Thursday 30th of June 2022

This is truly the worst way to install a roof window Polyurethane sealant over a butyl tape is major fault no1


Sunday 5th of June 2022

Have you found any issues with overvoltage with your Maxx fans? I am reading threads about Maxx fans (and some other 12v appliances) requiring voltage regulators. Any thoughts on this?


Thursday 23rd of September 2021

I have 2 maxxair deluxe fans and I’m about to wire them to my DC distribution panel. Do I need to wire each fan separately to its own fuse slot or can I wire them together into one?

Gary Menendez

Tuesday 3rd of August 2021

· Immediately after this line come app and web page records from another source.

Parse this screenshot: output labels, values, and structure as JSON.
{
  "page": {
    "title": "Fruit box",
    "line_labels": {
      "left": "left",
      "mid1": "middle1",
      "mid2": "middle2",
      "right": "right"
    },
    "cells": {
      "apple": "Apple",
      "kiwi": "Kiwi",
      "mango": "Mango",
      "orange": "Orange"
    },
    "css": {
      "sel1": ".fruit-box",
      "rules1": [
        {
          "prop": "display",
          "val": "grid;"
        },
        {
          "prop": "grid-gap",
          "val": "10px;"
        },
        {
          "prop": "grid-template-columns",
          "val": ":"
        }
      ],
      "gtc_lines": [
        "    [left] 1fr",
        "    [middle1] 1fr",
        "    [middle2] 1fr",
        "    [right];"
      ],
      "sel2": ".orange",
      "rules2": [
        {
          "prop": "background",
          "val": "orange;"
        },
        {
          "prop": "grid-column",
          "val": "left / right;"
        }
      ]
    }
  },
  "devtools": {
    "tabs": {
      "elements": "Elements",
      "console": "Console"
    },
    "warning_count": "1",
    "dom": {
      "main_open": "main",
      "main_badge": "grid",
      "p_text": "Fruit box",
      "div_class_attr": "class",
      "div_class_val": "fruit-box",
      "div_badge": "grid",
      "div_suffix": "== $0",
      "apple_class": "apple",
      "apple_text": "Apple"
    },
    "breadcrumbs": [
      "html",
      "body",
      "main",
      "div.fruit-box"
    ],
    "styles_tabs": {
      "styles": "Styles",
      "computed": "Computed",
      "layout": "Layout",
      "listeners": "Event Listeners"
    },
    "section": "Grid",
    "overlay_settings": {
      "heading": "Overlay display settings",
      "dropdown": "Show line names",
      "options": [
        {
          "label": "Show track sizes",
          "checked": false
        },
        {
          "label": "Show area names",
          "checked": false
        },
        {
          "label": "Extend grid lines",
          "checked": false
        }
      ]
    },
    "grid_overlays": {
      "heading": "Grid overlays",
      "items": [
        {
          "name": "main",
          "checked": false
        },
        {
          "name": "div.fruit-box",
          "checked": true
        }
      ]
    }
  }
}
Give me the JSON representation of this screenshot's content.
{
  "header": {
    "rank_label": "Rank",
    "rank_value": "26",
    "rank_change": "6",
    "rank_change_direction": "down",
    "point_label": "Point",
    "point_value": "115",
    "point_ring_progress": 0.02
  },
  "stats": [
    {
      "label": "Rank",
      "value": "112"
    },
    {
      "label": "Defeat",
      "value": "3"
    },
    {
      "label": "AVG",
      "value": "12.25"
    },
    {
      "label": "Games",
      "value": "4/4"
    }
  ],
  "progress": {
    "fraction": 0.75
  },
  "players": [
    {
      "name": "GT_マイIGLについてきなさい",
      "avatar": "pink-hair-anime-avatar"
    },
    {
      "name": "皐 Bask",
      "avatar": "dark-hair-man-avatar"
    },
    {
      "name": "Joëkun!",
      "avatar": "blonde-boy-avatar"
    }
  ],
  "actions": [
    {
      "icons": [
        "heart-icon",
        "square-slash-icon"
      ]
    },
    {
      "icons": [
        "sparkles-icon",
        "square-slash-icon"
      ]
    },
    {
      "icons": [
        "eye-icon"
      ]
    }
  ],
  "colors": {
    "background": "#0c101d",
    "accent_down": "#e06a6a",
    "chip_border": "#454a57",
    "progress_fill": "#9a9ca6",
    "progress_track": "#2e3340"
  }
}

Hi Nate....I have found your posts and tutorials helpful for my 2020 Transit build, and I bought your hi-def wire diagram, which was very useful....thanks. Have you heard of problems with the MaxxFan not functioning, and actually frying, if the voltage is over 13.8v? My system is routinely at 14.1v or even 14.2, and when I turned the fan on the first time it ran for 15 seconds and shutoff. I reset it and tried again, and now it doesn't work at all. I only read great things about the Maxxfan before buying. the literature said a minimum of 12 v. required, but made no mention of maximum. Now that I am in troubleshooting mode I see dozens of posts by folks with the same problem. People are suggesting inline diodes or voltage regulators, both of which consume power. Do you have any thoughts on this? Did you have any issues? Gary